It is quite something when you can win a Group One race by nine lengths and still not be considered the best juvenile winner of the week. Such, however, was the singular fate yesterday of Dream Ahead, who annihilated his rivals for the Shadwell Middle Park Stakes at Newmarket and was promptly promoted to second favourite for the 2,000 Guineas behind Frankel – a 10-length winner at Ascot last Saturday.
Nor do we necessarily have to wait until May for the pair to meet, as David Simcock indicated that Dream Ahead could return to his local track for a showdown with Frankel in the Dubai Dewhurst Stakes on 17 October.
Regardless, Simcock's handling of this colt has confirmed the impression made at a lower level when he started out in 2004 with just 10 horses. Having gone straight from a Nottingham maiden to win the Prix Morny, this time Dream Ahead cruised through the race before surging clear of Strong Suit – the only blemish in his performance again being a tendency to drift left.
His rider, William Buick, reckoned Dream Ahead had given him "a feel like no other horse has ever given me". As usual, a few caveats may be prudent. Temple Meads was last after pulling hard, the race perhaps too soon after his Newbury win; Strong Suit looked less comfortable in the soft going.
Simcock does not feel that the winner actually requires cut underfoot, but acknowledged his pronounced knee action. "In France, it had dried out to good ground, and as long as there is no 'firm' in the going description I'm happy to run him anywhere," he said. Though adamant Dream Ahead will stay another furlong in the Dewhurst, he is reserving judgment on a mile. Coral offer Dream Ahead at 7-1 for the Guineas, from Frankel on 2-1. Saamidd, another intended Dewhurst runner, is 8-1.

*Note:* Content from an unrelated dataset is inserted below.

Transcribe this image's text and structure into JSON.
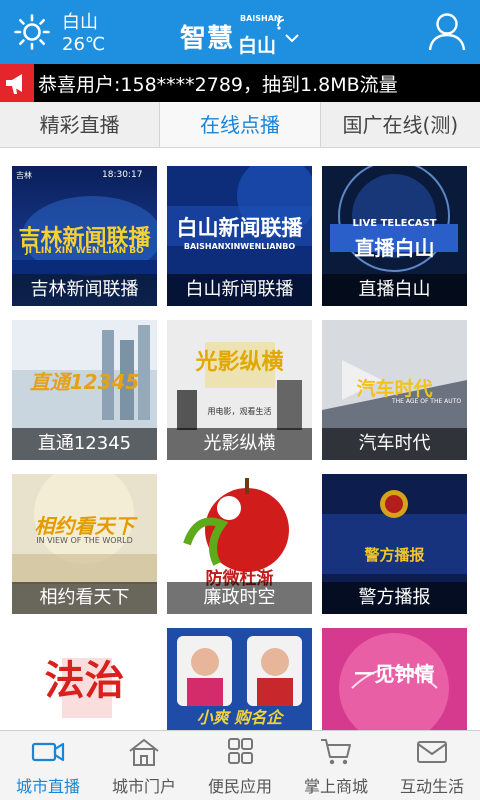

The day's other big prize, the Adnams Cheveley Park Stakes, was claimed by one of the town's established masters in Sir Mark Prescott. Hooray has flourished since being given her head, and bounded into the teeth of the gale to win by over four lengths, in a faster time than Dream Ahead.
Prescott artfully refuses to let her lead on the gallops – "It lets you keep that electricity for the racecourse" – and offered a characteristic assessment. "Though she is one of mine, I thought she was very impressive," he said. "But she has bags of speed and would have a job to keep that up for a mile. The owners would probably love to have a go at the 1,000 Guineas, if she has a good winter, but we have always regarded her as a two-year-old."
Sir Michael Stoute may have a legitimate Classic type in Havant, who took the fillies' Group Three in persuasive fashion.
Turf Account: Chris McGrath
Modeyra (2.05 Epsom)
Stable tends to know when its maiden winners have been given a manageable rating, and has persevered for nearly a year with this superbly-bred filly since she stylishly dispatched some good types on her debut.
Snow Magic (8.30 Wolverhampton)
Quiet progress through her maidens and won readily on her handicap bow over course and distance, giving the impression she had more in reserve than the relatively narrow margin but still raised only 3lbs.
One to watch
Academy (Sir Michael Stoute) went into every notebook at Newmarket on Thursday, as a debutant by Montjeu who soon had plenty to do but crept through a big field into second.
Where the money's going
Credit Swap is 16-1 from 33-1 with today's Totesport Cambridgeshire sponsors after finishing strongest for a close fourth at Newmarket on Thursday.